▶ _WHAT THE TASK ASKS_
Output each entry exactly as written.

▶ _DATASET RECORDS_
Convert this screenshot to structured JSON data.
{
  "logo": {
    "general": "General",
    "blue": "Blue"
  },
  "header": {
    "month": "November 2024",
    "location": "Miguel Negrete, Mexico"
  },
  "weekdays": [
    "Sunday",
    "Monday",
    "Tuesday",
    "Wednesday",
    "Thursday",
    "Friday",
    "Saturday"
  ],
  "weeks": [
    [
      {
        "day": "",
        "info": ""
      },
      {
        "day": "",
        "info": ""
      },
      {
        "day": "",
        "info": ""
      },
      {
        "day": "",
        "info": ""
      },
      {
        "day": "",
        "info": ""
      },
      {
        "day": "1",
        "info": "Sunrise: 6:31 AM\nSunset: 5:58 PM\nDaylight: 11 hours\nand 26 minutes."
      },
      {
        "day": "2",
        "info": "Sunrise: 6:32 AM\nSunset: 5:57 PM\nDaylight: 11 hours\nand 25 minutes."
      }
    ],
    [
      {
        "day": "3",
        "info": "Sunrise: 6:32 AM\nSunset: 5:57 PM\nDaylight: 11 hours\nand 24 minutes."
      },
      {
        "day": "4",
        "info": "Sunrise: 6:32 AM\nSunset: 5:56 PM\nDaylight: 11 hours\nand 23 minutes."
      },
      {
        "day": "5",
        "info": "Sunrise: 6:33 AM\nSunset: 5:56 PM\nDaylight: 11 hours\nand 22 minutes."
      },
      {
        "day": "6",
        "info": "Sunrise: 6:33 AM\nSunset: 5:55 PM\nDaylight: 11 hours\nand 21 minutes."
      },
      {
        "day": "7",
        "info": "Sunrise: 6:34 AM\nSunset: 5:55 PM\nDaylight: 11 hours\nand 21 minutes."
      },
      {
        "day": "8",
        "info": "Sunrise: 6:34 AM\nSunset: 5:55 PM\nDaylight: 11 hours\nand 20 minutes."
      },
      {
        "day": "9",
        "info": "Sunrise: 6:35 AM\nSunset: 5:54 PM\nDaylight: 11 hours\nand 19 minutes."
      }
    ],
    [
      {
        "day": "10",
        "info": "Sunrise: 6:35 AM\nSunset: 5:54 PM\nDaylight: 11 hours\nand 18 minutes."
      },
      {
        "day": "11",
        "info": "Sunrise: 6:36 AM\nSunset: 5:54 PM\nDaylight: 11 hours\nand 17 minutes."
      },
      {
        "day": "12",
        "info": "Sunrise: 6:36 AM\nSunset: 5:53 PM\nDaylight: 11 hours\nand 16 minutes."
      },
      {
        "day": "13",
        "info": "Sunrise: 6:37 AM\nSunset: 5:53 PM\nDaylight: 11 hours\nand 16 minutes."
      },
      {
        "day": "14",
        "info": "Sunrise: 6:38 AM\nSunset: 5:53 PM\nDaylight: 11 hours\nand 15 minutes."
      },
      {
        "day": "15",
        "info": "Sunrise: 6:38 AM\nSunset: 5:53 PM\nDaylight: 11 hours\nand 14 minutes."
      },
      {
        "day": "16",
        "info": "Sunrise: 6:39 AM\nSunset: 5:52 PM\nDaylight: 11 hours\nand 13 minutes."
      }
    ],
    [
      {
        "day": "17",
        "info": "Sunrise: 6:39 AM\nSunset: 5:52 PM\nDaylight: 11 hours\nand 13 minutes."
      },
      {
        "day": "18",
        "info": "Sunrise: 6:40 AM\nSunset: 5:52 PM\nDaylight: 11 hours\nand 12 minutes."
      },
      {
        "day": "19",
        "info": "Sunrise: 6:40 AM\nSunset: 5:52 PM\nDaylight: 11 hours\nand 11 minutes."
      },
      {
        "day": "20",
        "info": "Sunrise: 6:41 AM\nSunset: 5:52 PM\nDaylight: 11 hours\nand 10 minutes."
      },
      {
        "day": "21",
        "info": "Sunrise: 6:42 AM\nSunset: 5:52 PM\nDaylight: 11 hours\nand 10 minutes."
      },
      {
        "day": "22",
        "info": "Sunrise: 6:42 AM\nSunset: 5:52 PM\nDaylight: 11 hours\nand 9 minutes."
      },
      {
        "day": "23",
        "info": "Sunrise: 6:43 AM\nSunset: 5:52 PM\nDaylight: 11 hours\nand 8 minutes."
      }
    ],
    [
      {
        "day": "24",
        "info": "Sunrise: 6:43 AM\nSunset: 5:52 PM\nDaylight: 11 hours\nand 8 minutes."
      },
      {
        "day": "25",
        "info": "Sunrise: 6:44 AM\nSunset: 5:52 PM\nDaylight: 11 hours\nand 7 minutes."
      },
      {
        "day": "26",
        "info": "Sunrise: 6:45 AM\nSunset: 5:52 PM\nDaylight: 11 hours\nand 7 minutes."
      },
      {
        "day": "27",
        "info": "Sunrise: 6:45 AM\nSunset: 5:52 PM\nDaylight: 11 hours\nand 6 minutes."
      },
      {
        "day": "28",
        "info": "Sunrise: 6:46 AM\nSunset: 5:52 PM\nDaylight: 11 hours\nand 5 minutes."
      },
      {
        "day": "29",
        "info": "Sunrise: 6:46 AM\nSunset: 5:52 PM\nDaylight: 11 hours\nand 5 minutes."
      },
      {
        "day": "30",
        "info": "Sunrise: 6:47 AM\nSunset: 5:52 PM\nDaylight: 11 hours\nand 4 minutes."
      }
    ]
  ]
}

▶ _EXPECTED OUTPUT_
Convert this screenshot to structured JSON data.
{
  "logo": {
    "general": "General",
    "blue": "Blue"
  },
  "header": {
    "month": "November 2024",
    "location": "Miguel Negrete, Mexico"
  },
  "weekdays": [
    "Sunday",
    "Monday",
    "Tuesday",
    "Wednesday",
    "Thursday",
    "Friday",
    "Saturday"
  ],
  "weeks": [
    [
      {
        "day": "",
        "info": ""
      },
      {
        "day": "",
        "info": ""
      },
      {
        "day": "",
        "info": ""
      },
      {
        "day": "",
        "info": ""
      },
      {
        "day": "",
        "info": ""
      },
      {
        "day": "1",
        "info": "Sunrise: 6:31 AM\nSunset: 5:58 PM\nDaylight: 11 hours\nand 26 minutes."
      },
      {
        "day": "2",
        "info": "Sunrise: 6:32 AM\nSunset: 5:57 PM\nDaylight: 11 hours\nand 25 minutes."
      }
    ],
    [
      {
        "day": "3",
        "info": "Sunrise: 6:32 AM\nSunset: 5:57 PM\nDaylight: 11 hours\nand 24 minutes."
      },
      {
        "day": "4",
        "info": "Sunrise: 6:32 AM\nSunset: 5:56 PM\nDaylight: 11 hours\nand 23 minutes."
      },
      {
        "day": "5",
        "info": "Sunrise: 6:33 AM\nSunset: 5:56 PM\nDaylight: 11 hours\nand 22 minutes."
      },
      {
        "day": "6",
        "info": "Sunrise: 6:33 AM\nSunset: 5:55 PM\nDaylight: 11 hours\nand 21 minutes."
      },
      {
        "day": "7",
        "info": "Sunrise: 6:34 AM\nSunset: 5:55 PM\nDaylight: 11 hours\nand 21 minutes."
      },
      {
        "day": "8",
        "info": "Sunrise: 6:34 AM\nSunset: 5:55 PM\nDaylight: 11 hours\nand 20 minutes."
      },
      {
        "day": "9",
        "info": "Sunrise: 6:35 AM\nSunset: 5:54 PM\nDaylight: 11 hours\nand 19 minutes."
      }
    ],
    [
      {
        "day": "10",
        "info": "Sunrise: 6:35 AM\nSunset: 5:54 PM\nDaylight: 11 hours\nand 18 minutes."
      },
      {
        "day": "11",
        "info": "Sunrise: 6:36 AM\nSunset: 5:54 PM\nDaylight: 11 hours\nand 17 minutes."
      },
      {
        "day": "12",
        "info": "Sunrise: 6:36 AM\nSunset: 5:53 PM\nDaylight: 11 hours\nand 16 minutes."
      },
      {
        "day": "13",
        "info": "Sunrise: 6:37 AM\nSunset: 5:53 PM\nDaylight: 11 hours\nand 16 minutes."
      },
      {
        "day": "14",
        "info": "Sunrise: 6:38 AM\nSunset: 5:53 PM\nDaylight: 11 hours\nand 15 minutes."
      },
      {
        "day": "15",
        "info": "Sunrise: 6:38 AM\nSunset: 5:53 PM\nDaylight: 11 hours\nand 14 minutes."
      },
      {
        "day": "16",
        "info": "Sunrise: 6:39 AM\nSunset: 5:52 PM\nDaylight: 11 hours\nand 13 minutes."
      }
    ],
    [
      {
        "day": "17",
        "info": "Sunrise: 6:39 AM\nSunset: 5:52 PM\nDaylight: 11 hours\nand 13 minutes."
      },
      {
        "day": "18",
        "info": "Sunrise: 6:40 AM\nSunset: 5:52 PM\nDaylight: 11 hours\nand 12 minutes."
      },
      {
        "day": "19",
        "info": "Sunrise: 6:40 AM\nSunset: 5:52 PM\nDaylight: 11 hours\nand 11 minutes."
      },
      {
        "day": "20",
        "info": "Sunrise: 6:41 AM\nSunset: 5:52 PM\nDaylight: 11 hours\nand 10 minutes."
      },
      {
        "day": "21",
        "info": "Sunrise: 6:42 AM\nSunset: 5:52 PM\nDaylight: 11 hours\nand 10 minutes."
      },
      {
        "day": "22",
        "info": "Sunrise: 6:42 AM\nSunset: 5:52 PM\nDaylight: 11 hours\nand 9 minutes."
      },
      {
        "day": "23",
        "info": "Sunrise: 6:43 AM\nSunset: 5:52 PM\nDaylight: 11 hours\nand 8 minutes."
      }
    ],
    [
      {
        "day": "24",
        "info": "Sunrise: 6:43 AM\nSunset: 5:52 PM\nDaylight: 11 hours\nand 8 minutes."
      },
      {
        "day": "25",
        "info": "Sunrise: 6:44 AM\nSunset: 5:52 PM\nDaylight: 11 hours\nand 7 minutes."
      },
      {
        "day": "26",
        "info": "Sunrise: 6:45 AM\nSunset: 5:52 PM\nDaylight: 11 hours\nand 7 minutes."
      },
      {
        "day": "27",
        "info": "Sunrise: 6:45 AM\nSunset: 5:52 PM\nDaylight: 11 hours\nand 6 minutes."
      },
      {
        "day": "28",
        "info": "Sunrise: 6:46 AM\nSunset: 5:52 PM\nDaylight: 11 hours\nand 5 minutes."
      },
      {
        "day": "29",
        "info": "Sunrise: 6:46 AM\nSunset: 5:52 PM\nDaylight: 11 hours\nand 5 minutes."
      },
      {
        "day": "30",
        "info": "Sunrise: 6:47 AM\nSunset: 5:52 PM\nDaylight: 11 hours\nand 4 minutes."
      }
    ]
  ]
}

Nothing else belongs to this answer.